_What is expected:_ Please print each entry below exactly as it stands, but without any pictures.

[Collection entries]
============================================================

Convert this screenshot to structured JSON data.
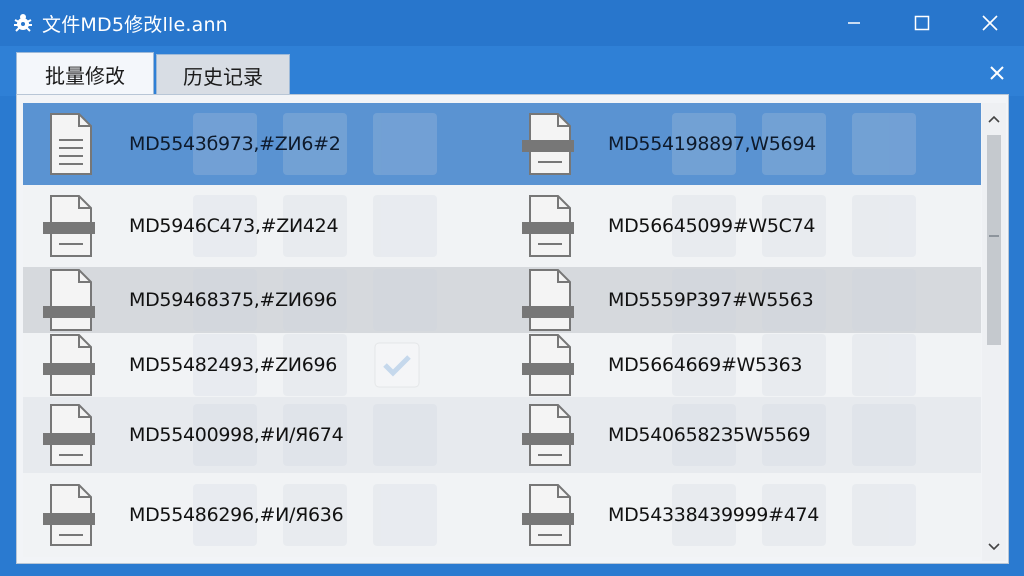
{
  "window": {
    "title": "文件MD5修改lle.ann",
    "icon": "app-bug-icon"
  },
  "tabs": [
    {
      "label": "批量修改",
      "active": true
    },
    {
      "label": "历史记录",
      "active": false
    }
  ],
  "files": {
    "rows": [
      {
        "left": "MD5543б973,#ZИ6#2",
        "right": "MD554198897,W5694",
        "style": "selected"
      },
      {
        "left": "MD5946C473,#ZИ424",
        "right": "MD56645099#W5C74",
        "style": "light"
      },
      {
        "left": "MD59468375,#ZИ696",
        "right": "MD5559Р397#W5563",
        "style": "dark"
      },
      {
        "left": "MD55482493,#ZИ696",
        "right": "MD5664669#W5363",
        "style": "light"
      },
      {
        "left": "MD55400998,#И/Я674",
        "right": "MD5406582З5W5569",
        "style": "alt"
      },
      {
        "left": "MD55486296,#И/Я636",
        "right": "MD54338439999#474",
        "style": "light"
      }
    ]
  },
  "colors": {
    "titlebar": "#2876cc",
    "selection": "#5a93d2",
    "panel": "#f2f4f7"
  }
}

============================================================

_Solution to this exercise:_
Convert this screenshot to structured JSON data.
{
  "window": {
    "title": "文件MD5修改lle.ann",
    "icon": "app-bug-icon"
  },
  "tabs": [
    {
      "label": "批量修改",
      "active": true
    },
    {
      "label": "历史记录",
      "active": false
    }
  ],
  "files": {
    "rows": [
      {
        "left": "MD5543б973,#ZИ6#2",
        "right": "MD554198897,W5694",
        "style": "selected"
      },
      {
        "left": "MD5946C473,#ZИ424",
        "right": "MD56645099#W5C74",
        "style": "light"
      },
      {
        "left": "MD59468375,#ZИ696",
        "right": "MD5559Р397#W5563",
        "style": "dark"
      },
      {
        "left": "MD55482493,#ZИ696",
        "right": "MD5664669#W5363",
        "style": "light"
      },
      {
        "left": "MD55400998,#И/Я674",
        "right": "MD5406582З5W5569",
        "style": "alt"
      },
      {
        "left": "MD55486296,#И/Я636",
        "right": "MD54338439999#474",
        "style": "light"
      }
    ]
  },
  "colors": {
    "titlebar": "#2876cc",
    "selection": "#5a93d2",
    "panel": "#f2f4f7"
  }
}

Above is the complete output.